Well, my crummy gym membership isn’t a whole lot more than $250 a year, and my priciest handbag is a Longchamp (gift). So I guess it goes without saying that I’m not the market for $400 “pliable pants.”

“Some of the newer brands that are emerging are going to give activewear a whole level of status we haven’t seen in this business before,” says Roseanne Morrison, fashion director at trend intelligence firm Doneger Group. The “designer casual” look is prominent these days, championed by luxe labels like Brunello Cuccinelli and Isabel Marant.

Look, I’m not someone who believes there’s no quality difference between something the costs nothing and is shoddily made, and something that costs plenty and is well made. And that most of the time it’s worth paying more even if it means buying less. Good stuff lasts.

One of the most beautiful and durable items of clothing I have is a Jill Sanders skirt I got for about $60 at Off Fifth about 15 years ago. (The tag price was $400 or $500.)

The cut is wonderful, the fabric is lovely, the skirt couldn’t be any comfier (even when compared to my workout gear), and I love it to death.

So much so that I brought it to an “invisible weaver” when I got moth hole in it, and they had to do some costly odd-ball hemming and hawing to weave that moth hole into invisibility. And the skirt still looks great.

But black leggings, black workout pants?

After a point, they all pretty much look the same, so why, after a point, pay more?

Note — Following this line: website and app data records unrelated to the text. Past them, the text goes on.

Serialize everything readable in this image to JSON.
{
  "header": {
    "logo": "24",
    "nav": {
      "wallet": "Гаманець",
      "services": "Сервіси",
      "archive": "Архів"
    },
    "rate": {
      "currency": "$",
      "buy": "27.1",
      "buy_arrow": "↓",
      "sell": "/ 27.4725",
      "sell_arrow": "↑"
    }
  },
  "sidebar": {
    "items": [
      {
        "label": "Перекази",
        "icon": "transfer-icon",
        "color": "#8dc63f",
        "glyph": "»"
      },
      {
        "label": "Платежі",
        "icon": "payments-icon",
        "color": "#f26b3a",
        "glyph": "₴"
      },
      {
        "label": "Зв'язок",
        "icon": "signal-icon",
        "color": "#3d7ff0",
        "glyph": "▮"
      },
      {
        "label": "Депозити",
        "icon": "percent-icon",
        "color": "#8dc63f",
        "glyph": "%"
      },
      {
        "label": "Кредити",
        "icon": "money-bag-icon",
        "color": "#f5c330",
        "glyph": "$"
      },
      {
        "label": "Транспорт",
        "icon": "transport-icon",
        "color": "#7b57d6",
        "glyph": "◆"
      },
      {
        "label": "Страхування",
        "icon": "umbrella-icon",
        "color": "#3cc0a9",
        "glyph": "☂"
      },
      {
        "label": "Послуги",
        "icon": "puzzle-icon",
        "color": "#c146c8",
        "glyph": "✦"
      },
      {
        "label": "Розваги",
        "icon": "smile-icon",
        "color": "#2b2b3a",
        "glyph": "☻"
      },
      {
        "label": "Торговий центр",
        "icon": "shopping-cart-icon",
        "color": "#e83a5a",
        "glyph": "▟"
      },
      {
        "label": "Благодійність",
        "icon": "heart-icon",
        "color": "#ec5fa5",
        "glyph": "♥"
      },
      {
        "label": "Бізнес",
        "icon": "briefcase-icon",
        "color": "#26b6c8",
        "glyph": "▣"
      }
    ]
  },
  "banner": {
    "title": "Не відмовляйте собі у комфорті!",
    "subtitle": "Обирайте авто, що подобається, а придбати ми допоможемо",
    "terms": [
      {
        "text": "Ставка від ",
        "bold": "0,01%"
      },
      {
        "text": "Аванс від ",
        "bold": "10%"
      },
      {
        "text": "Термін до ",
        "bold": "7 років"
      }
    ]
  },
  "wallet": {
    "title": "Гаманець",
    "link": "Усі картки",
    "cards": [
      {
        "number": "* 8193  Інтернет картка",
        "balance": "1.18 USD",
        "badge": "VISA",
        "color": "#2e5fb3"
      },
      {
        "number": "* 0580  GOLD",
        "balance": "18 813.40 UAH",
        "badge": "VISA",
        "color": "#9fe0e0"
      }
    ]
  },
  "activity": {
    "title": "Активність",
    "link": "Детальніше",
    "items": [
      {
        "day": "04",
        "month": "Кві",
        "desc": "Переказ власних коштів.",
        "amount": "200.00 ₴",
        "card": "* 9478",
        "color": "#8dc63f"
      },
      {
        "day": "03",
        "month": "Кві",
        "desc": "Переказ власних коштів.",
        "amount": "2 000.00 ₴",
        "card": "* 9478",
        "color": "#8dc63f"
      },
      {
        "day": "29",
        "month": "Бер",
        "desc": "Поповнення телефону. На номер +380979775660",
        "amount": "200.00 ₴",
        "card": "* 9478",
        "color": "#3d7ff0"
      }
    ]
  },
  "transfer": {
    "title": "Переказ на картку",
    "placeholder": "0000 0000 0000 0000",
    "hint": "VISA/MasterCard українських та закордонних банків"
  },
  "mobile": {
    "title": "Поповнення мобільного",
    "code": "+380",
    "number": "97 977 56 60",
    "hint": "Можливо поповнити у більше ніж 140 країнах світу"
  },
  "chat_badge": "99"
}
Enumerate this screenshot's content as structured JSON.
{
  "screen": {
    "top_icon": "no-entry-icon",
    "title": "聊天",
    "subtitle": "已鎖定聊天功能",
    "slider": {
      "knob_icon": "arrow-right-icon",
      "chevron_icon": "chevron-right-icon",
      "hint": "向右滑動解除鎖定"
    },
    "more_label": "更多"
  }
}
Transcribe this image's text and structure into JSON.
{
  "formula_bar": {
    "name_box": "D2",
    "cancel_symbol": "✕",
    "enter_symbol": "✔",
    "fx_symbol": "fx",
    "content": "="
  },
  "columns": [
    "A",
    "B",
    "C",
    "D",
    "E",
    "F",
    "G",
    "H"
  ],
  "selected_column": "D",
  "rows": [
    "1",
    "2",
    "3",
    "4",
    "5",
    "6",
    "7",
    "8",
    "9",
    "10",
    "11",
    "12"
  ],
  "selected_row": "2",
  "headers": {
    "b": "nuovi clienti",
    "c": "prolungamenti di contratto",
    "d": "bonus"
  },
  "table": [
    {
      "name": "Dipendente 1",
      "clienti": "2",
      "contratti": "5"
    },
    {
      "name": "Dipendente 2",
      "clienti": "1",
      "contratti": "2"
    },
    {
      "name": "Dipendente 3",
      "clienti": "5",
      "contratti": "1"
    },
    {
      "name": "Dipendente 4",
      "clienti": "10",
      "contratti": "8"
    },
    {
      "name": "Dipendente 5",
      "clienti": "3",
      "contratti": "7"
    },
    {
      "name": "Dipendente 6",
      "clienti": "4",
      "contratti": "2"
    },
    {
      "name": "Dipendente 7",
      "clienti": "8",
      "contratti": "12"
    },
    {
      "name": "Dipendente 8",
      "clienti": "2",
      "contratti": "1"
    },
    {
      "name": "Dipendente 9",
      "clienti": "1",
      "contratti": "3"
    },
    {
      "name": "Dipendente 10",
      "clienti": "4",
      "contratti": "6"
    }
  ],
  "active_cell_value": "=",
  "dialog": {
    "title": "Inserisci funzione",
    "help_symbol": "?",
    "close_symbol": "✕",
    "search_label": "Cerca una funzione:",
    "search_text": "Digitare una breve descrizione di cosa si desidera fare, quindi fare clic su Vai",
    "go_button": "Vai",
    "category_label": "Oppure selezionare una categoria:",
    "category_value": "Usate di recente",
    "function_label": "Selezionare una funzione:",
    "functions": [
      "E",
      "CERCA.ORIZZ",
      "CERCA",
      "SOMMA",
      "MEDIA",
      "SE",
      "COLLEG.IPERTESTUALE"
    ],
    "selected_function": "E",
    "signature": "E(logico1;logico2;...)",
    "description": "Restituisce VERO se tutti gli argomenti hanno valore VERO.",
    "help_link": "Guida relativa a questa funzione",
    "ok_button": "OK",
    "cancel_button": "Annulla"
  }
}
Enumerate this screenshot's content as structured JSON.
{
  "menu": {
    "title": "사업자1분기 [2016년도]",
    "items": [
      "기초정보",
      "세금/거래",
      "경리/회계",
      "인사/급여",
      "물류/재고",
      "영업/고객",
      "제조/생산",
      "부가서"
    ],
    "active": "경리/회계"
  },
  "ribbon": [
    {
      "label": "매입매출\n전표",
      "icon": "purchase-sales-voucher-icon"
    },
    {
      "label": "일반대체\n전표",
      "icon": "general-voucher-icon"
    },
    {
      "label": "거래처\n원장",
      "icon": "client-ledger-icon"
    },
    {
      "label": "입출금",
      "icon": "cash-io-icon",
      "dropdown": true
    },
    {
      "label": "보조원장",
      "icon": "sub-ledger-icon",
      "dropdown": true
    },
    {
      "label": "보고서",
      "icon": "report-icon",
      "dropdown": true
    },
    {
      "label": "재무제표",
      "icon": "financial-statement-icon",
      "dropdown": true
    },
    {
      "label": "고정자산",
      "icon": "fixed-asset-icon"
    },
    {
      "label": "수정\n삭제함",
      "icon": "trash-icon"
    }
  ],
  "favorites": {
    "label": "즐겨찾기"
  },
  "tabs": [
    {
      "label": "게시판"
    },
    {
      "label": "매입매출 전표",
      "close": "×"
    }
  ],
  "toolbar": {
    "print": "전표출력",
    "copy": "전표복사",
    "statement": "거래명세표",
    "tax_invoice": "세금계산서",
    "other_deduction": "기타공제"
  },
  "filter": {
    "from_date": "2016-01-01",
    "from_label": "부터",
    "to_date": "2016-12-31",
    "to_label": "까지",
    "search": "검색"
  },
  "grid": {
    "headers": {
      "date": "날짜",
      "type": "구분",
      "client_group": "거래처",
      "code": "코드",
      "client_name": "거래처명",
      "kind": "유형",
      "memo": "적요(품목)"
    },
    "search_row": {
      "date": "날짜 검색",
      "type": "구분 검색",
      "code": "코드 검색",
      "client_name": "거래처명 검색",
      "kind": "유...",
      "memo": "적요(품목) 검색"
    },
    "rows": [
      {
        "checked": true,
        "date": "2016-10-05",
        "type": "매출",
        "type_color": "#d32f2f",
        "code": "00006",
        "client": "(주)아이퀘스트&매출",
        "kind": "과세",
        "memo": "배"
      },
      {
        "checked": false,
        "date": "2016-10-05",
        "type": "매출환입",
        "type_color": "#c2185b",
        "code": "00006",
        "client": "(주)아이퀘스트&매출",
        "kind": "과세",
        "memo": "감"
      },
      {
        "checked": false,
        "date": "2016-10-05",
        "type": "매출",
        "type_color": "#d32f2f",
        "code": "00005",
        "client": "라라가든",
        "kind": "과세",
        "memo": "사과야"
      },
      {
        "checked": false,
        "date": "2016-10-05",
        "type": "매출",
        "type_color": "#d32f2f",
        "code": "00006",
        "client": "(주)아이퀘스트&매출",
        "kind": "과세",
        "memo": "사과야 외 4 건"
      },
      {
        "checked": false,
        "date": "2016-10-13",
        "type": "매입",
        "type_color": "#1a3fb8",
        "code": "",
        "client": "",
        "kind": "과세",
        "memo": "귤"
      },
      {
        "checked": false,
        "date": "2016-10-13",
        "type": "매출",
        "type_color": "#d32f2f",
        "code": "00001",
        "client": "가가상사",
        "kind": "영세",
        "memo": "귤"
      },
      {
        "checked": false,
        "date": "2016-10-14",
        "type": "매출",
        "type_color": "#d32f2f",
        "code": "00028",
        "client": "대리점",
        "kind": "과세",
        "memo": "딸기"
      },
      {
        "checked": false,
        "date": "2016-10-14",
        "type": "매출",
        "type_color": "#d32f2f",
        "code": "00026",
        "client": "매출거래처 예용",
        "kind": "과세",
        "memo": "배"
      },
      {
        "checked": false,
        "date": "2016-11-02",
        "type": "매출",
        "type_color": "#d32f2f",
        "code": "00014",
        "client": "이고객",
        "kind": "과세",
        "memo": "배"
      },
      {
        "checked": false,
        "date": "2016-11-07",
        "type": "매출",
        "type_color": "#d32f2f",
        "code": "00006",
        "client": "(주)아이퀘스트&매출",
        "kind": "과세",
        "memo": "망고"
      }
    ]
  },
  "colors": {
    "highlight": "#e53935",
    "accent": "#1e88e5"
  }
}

Oh, well.

One of these days, my trusty LL Bean workout pants will finally fall apart, and I’ll have to replace them.

I don’t think I’ll be paying $400 for the pleasure…


A tip of the cap to my sister Kath, who looks great in her workout clothing, even if she didn’t pay $400 a pair for those leggings, and who first pointed this story out to me.